The bad guy.
  • The bad guy.
I went to see Skyfall with some friends last night. It was fine for a Bond movie, and I agree with Paul's assessment that its opulent cinematography is its greatest strength, especially from the front row of the Cinerama balcony, where nobody's head is in the way and your eyes float in midair with the enormous screen. And Judi Dench is always a joy as the iron lady M.

We’re going to need a bigger boat, Seattle Rep presents Bruce.
A world premiere musical that you can really sink your teeth into Get your tickets HERE!

But nobody told me its villain was a not-so-thinly veiled portrait of Julian Assange—or at least a US/British government fantasy of what Assange (who is still holed up in the Ecuadorian embassy in London) means.

Computer bank as terrorist weapon.
  • Computer bank as terrorist weapon.

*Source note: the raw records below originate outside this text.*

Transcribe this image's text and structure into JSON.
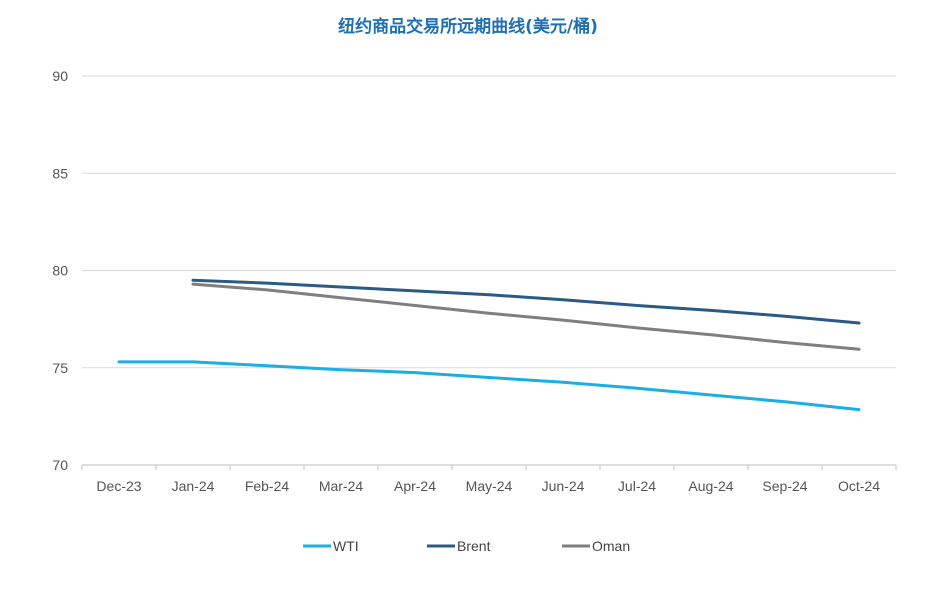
{
  "chart_data": {
    "type": "line",
    "title": "纽约商品交易所远期曲线(美元/桶)",
    "xlabel": "",
    "ylabel": "",
    "categories": [
      "Dec-23",
      "Jan-24",
      "Feb-24",
      "Mar-24",
      "Apr-24",
      "May-24",
      "Jun-24",
      "Jul-24",
      "Aug-24",
      "Sep-24",
      "Oct-24"
    ],
    "ylim": [
      70,
      90
    ],
    "yticks": [
      70,
      75,
      80,
      85,
      90
    ],
    "grid": true,
    "legend": "bottom",
    "series": [
      {
        "name": "WTI",
        "color": "#1aaee5",
        "values": [
          75.3,
          75.3,
          75.1,
          74.9,
          74.75,
          74.5,
          74.25,
          73.95,
          73.6,
          73.25,
          72.85
        ]
      },
      {
        "name": "Brent",
        "color": "#2b5a84",
        "values": [
          null,
          79.5,
          79.35,
          79.15,
          78.95,
          78.75,
          78.5,
          78.2,
          77.95,
          77.65,
          77.3
        ]
      },
      {
        "name": "Oman",
        "color": "#7f7f7f",
        "values": [
          null,
          79.3,
          79.0,
          78.6,
          78.2,
          77.8,
          77.45,
          77.05,
          76.7,
          76.3,
          75.95
        ]
      }
    ]
  }
}
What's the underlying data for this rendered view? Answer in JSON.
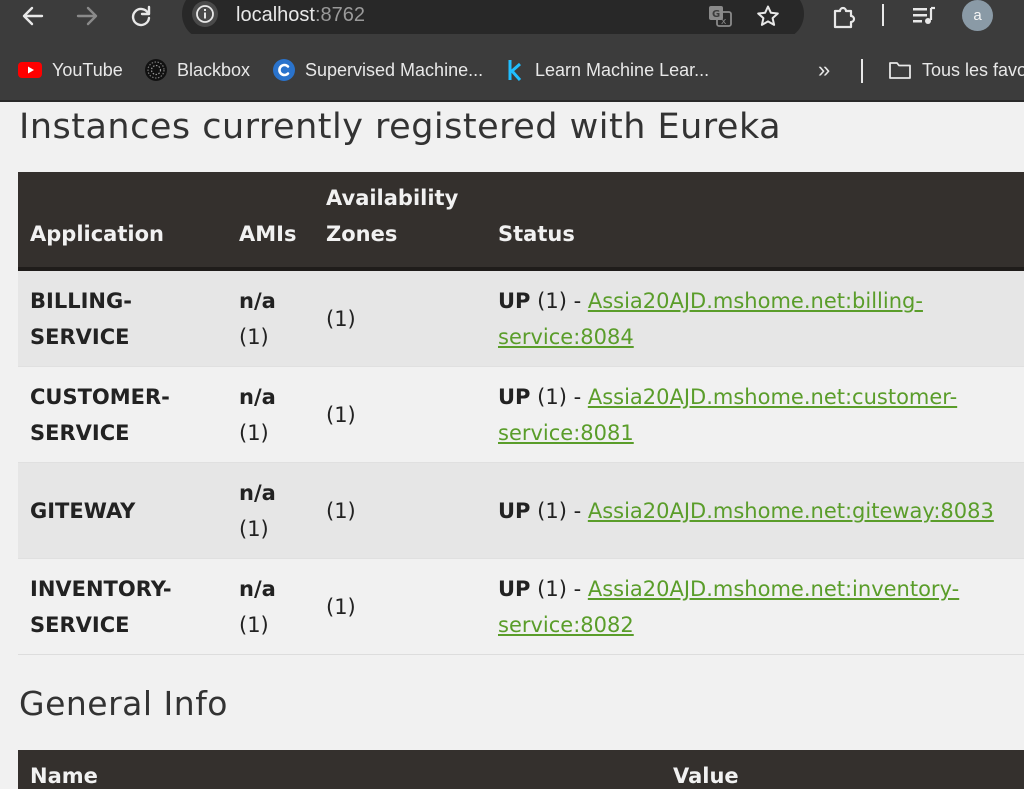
{
  "browser": {
    "url_host": "localhost",
    "url_port": ":8762",
    "avatar_letter": "a",
    "bookmarks": [
      {
        "label": "YouTube",
        "icon": "youtube-icon"
      },
      {
        "label": "Blackbox",
        "icon": "blackbox-icon"
      },
      {
        "label": "Supervised Machine...",
        "icon": "coursera-icon"
      },
      {
        "label": "Learn Machine Lear...",
        "icon": "kaggle-icon"
      }
    ],
    "overflow_label": "»",
    "all_bookmarks_label": "Tous les favo"
  },
  "page": {
    "instances_title": "Instances currently registered with Eureka",
    "general_info_title": "General Info",
    "table_headers": {
      "application": "Application",
      "amis": "AMIs",
      "zones": "Availability Zones",
      "status": "Status"
    },
    "instances": [
      {
        "application": "BILLING-SERVICE",
        "amis": "n/a",
        "amis_count": "(1)",
        "zones": "(1)",
        "status": "UP",
        "status_count": "(1) -",
        "link": "Assia20AJD.mshome.net:billing-service:8084"
      },
      {
        "application": "CUSTOMER-SERVICE",
        "amis": "n/a",
        "amis_count": "(1)",
        "zones": "(1)",
        "status": "UP",
        "status_count": "(1) -",
        "link": "Assia20AJD.mshome.net:customer-service:8081"
      },
      {
        "application": "GITEWAY",
        "amis": "n/a",
        "amis_count": "(1)",
        "zones": "(1)",
        "status": "UP",
        "status_count": "(1) -",
        "link": "Assia20AJD.mshome.net:giteway:8083"
      },
      {
        "application": "INVENTORY-SERVICE",
        "amis": "n/a",
        "amis_count": "(1)",
        "zones": "(1)",
        "status": "UP",
        "status_count": "(1) -",
        "link": "Assia20AJD.mshome.net:inventory-service:8082"
      }
    ],
    "general_info_headers": {
      "name": "Name",
      "value": "Value"
    },
    "colors": {
      "link": "#5a9d2a",
      "header_bg": "#34302d",
      "page_bg": "#f1f1f1"
    }
  }
}
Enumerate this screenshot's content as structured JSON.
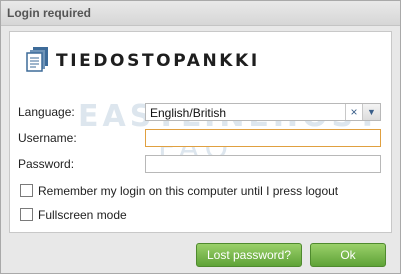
{
  "window": {
    "title": "Login required"
  },
  "logo": {
    "text": "TIEDOSTOPANKKI"
  },
  "watermark": {
    "line1": "EASYLINEHOST",
    "line2": "FAQ"
  },
  "form": {
    "language": {
      "label": "Language:",
      "value": "English/British",
      "clear_glyph": "×",
      "arrow_glyph": "▼"
    },
    "username": {
      "label": "Username:",
      "value": ""
    },
    "password": {
      "label": "Password:",
      "value": ""
    },
    "remember": {
      "label": "Remember my login on this computer until I press logout",
      "checked": false
    },
    "fullscreen": {
      "label": "Fullscreen mode",
      "checked": false
    }
  },
  "buttons": {
    "lost_password": "Lost password?",
    "ok": "Ok"
  },
  "colors": {
    "button_green": "#6fb241",
    "focus_border": "#e0a040",
    "dialog_bg": "#e8e8e8"
  }
}
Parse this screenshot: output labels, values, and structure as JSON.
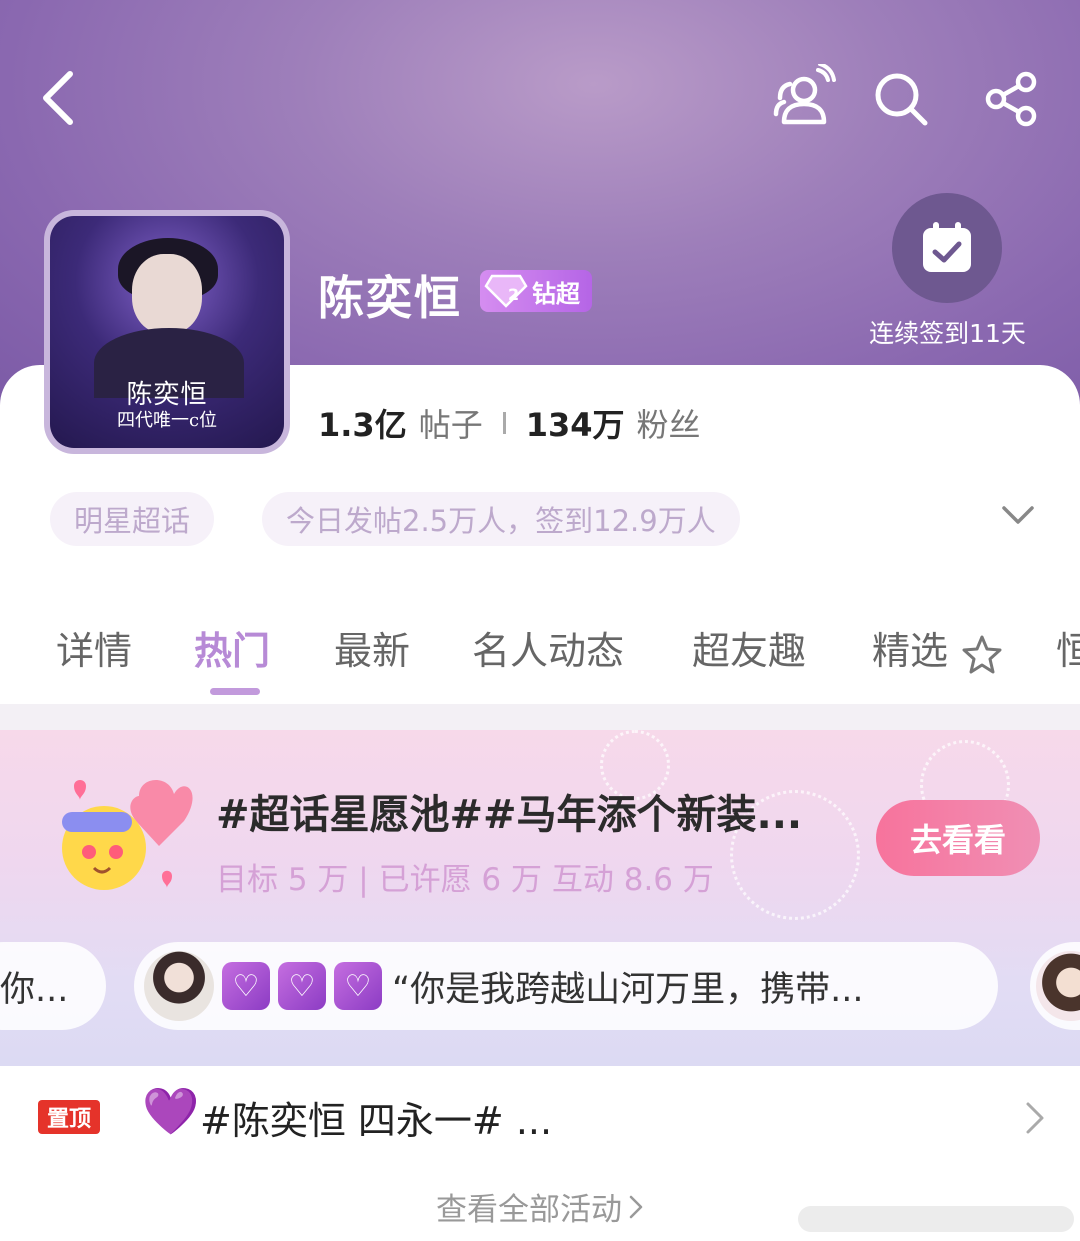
{
  "header": {
    "title": "陈奕恒",
    "badge_label": "钻超",
    "badge_level": "2",
    "checkin_text": "连续签到11天",
    "avatar_text_1": "陈奕恒",
    "avatar_text_2": "四代唯一c位"
  },
  "icons": {
    "back": "chevron-left-icon",
    "group": "group-icon",
    "search": "search-icon",
    "share": "share-icon",
    "checkin": "calendar-check-icon"
  },
  "stats": {
    "posts_value": "1.3亿",
    "posts_label": "帖子",
    "fans_value": "134万",
    "fans_label": "粉丝"
  },
  "chips": {
    "category": "明星超话",
    "today": "今日发帖2.5万人，签到12.9万人"
  },
  "tabs": [
    {
      "label": "详情"
    },
    {
      "label": "热门"
    },
    {
      "label": "最新"
    },
    {
      "label": "名人动态"
    },
    {
      "label": "超友趣"
    },
    {
      "label": "精选"
    },
    {
      "label": "恒"
    }
  ],
  "active_tab": "热门",
  "banner": {
    "title": "#超话星愿池##马年添个新装...",
    "subtitle": "目标 5 万 | 已许愿 6 万  互动 8.6 万",
    "button": "去看看",
    "pill_left_text": "你...",
    "pill_mid_text": "“你是我跨越山河万里，携带...",
    "heart_glyph": "♡"
  },
  "pinned": {
    "tag": "置顶",
    "text": "#陈奕恒 四永一#  ...",
    "heart": "💜"
  },
  "see_all": "查看全部活动",
  "colors": {
    "accent": "#b78ad6",
    "header_bg": "#9e7fba",
    "button_pink": "#f7739c",
    "pin_red": "#e5332a"
  }
}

It's almost too obvious: Silva (Javier Bardem) is a pale-haired genius whose diabolical plan, besides a psychodrama regarding M, is to reveal state secrets with his evil, evil computers. (Cue Anonymous, LulzSec, and the rest of the gang.) One of the film's MI6 agents describes Silva using a diabolical-sounding system—bouncing his computer activity between servers across the globe so he can't be traced! (Also known as Tor.)

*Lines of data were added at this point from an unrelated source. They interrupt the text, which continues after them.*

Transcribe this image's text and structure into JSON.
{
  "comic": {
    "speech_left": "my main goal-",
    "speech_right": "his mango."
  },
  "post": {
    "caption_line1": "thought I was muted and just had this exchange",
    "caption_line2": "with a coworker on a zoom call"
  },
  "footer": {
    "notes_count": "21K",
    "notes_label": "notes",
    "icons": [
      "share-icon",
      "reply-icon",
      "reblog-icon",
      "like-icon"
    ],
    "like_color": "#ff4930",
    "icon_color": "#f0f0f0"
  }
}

Using YouTube (another devilishly public platform) Silva reveals the identities of secret agents working overseas. Compare that to this representative BBC story from 2010:

New York Congressman Pete King has called for the US Attorney General to designate Wikileaks a terrorist organisation and to prosecute founder Julian Assange for espionage.

Much of the criticism of Wikileaks, though, revolves around the notion that releasing such information risks lives.

Identities of informants could be compromised, spies exposed, and the safety of human rights activists, journalists and dissidents jeopardised when information of their activities is made public, the argument goes.

One of Skyfall's motifs is a recurring argument that the British government, in order to protect its people, needs to operate in secrecy—"in the shadows" as M says over and over again. The villain, with his evil expertise, wants to shine dangerous, destabilizing floodlights into those shadows. It's a movie, of course, so Silva's pathological plans are defensible per se. But they clearly reflect government anxieties about hacktivism—specifically Wikileaks and its pale king.

I wonder if Assange has seen the movie. Maybe he'll have to wait until the DVD release.